You don't necessarily need to feel alien towards such devices, examples of gyroscopes can be seen on a daily basis almost anywhere, starting from toys like the yo-yos and Powerballs all the way to the common bicycle, vehicles in general, ships or even space telescopes and air planes. A basic gyroscope represents a device that measures and helps maintain orientation in space, since it will remain oriented in the same direction regardless of the motion of the platform it is mounted on.
It works on the principle of conservation of angular momentum, and consists of a spinning
wheel supported on an axis that is free to move on its own.

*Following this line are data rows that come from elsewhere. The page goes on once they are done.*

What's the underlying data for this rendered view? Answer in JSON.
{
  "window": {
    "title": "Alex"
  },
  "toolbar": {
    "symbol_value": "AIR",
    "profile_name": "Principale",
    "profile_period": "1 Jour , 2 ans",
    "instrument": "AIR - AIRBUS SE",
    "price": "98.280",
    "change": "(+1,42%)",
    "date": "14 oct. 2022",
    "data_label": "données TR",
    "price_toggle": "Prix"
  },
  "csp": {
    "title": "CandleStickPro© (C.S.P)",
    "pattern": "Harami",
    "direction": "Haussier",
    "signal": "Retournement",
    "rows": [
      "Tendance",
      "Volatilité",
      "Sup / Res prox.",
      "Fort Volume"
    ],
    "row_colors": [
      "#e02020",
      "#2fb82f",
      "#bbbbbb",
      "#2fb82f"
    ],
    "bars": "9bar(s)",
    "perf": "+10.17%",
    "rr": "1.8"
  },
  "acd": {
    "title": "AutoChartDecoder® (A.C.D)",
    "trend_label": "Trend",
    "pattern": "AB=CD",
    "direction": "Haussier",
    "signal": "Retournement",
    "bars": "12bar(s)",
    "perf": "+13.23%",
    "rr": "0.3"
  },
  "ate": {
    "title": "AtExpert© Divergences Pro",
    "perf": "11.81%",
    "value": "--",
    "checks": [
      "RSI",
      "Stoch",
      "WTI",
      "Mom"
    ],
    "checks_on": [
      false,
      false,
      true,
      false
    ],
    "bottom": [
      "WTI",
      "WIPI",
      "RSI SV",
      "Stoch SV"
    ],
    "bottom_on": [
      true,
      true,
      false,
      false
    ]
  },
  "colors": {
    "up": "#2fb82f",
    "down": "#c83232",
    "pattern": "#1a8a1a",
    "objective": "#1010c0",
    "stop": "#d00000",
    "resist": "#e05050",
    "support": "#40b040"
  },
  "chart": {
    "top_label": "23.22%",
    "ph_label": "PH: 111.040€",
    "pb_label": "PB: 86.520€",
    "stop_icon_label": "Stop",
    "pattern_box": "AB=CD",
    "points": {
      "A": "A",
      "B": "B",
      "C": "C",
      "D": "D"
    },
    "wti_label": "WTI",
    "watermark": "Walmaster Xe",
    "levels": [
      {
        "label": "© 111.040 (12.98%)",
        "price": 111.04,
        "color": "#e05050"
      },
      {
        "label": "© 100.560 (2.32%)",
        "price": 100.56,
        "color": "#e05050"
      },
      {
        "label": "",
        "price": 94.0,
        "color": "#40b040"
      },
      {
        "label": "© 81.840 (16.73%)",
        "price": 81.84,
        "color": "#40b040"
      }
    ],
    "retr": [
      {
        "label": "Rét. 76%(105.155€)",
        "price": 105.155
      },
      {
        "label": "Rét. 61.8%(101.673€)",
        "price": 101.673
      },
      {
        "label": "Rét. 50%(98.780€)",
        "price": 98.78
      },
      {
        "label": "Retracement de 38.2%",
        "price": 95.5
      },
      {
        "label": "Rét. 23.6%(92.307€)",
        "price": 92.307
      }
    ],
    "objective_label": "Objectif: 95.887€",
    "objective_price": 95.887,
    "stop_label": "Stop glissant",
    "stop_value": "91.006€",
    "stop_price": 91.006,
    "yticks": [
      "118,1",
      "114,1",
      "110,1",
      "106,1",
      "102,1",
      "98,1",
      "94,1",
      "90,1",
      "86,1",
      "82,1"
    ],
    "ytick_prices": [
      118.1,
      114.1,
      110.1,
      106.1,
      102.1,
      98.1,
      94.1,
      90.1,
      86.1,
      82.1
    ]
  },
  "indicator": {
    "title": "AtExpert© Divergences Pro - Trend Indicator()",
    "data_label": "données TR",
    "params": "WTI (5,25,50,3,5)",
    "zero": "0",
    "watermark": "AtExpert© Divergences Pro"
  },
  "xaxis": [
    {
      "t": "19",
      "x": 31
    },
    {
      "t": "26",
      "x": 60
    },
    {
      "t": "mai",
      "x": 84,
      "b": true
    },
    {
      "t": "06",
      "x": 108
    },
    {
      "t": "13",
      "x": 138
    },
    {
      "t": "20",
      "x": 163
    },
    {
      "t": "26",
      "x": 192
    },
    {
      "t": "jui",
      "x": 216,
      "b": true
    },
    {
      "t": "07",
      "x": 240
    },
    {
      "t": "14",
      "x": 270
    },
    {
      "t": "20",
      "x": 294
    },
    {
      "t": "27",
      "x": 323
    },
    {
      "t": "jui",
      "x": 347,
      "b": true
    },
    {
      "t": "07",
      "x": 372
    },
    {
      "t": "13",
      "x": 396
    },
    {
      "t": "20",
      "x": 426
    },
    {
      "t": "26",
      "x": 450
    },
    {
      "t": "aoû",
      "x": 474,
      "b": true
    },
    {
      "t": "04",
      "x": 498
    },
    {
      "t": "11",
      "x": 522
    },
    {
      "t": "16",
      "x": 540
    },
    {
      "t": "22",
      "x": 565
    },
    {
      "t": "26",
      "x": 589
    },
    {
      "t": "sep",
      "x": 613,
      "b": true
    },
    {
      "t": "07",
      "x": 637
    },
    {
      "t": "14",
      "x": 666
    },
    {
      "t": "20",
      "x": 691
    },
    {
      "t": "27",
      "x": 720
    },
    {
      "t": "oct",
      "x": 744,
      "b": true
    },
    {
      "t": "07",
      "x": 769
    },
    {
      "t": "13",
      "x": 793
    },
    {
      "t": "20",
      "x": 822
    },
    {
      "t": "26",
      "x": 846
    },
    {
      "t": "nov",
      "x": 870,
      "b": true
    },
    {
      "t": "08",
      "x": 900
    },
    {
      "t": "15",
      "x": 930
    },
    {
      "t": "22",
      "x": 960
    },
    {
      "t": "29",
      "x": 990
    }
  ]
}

The spinning wheel, or rotor, is mounted on a pivoting support that allows the rotation around a single axis, called a gimbal. By using two gimbals at a time, one mounted inside the other, the gyroscope gives the rotor three degrees of rotational freedom.
Some of the first gyroscopes have been created in 1817, by Johann Bohnenberger. 'The Machine', as Bohnenberger called it, quickly fell into Leon Foucault's attention, who used it, in 1852, in an experiment studying the rotation of the Earth, which also gave the device its current name. However, the experiment received no valuable scientific interest, mostly because of the fact that the friction limited the spin of the rotor to about 8 to 10 minutes, insignificant time to make accurate measurements.
The breakthrough came in the 1860s, once with the development of the first electric engines, which led to the invention of the first gyrocompasses, devices that can be used much in the same way as regular magnetic compasses. Since then,
the basic design of the gyroscopes and the gyrocompasses haven't changed very much. A revolutionary new gyroscope has only been created recently, by using Micro Electro-Mechanical Systems that work by measuring the oscillation of a vibrating element. Others spin the rotor in a volume of fluid, in order to get rid of the gimbals, which may interfere with the correct functioning of the device from time to time.
For example, gyroscopes using gimbals can experience a so-called gimbal lock, meaning that two of the three gimbals are basically located in the same plane, causing an inability to determine the platform's orientation in space. Knowing that gyroscopes are used routinely in airplanes, such a gimble lock can cause a catastrophic failure in maintaining direction, which could ultimately lead to air accidents. To resolve such problems, engineers prefer to reduce the possibility of a gimble lock by adding a fourth one.
Gyroscopes experience a number of unique behaviors, such as precession and nutation. A gyroscope device supported loosely at one end would describe a circular motion, instead of just falling under the influence of gravity. The increase in precession is directly related to the spin of the rotor, meaning that, once the rotor slows its spin rate, the circle described by the gyroscope grows in length, until it reaches a maximum and the device falls under the influence of gravity, as it is no longer able to support its own weight.
As long as the rotor of the gyroscope is being spun, the gyroscope will keep pointing in the same direction. Gyroscopes are mostly used as a basis for inertial navigation systems, meaning that with the help of three very sensitive accelerometers one can detect the motion of the vehicle on which the gyroscope is mounted, on all three axes.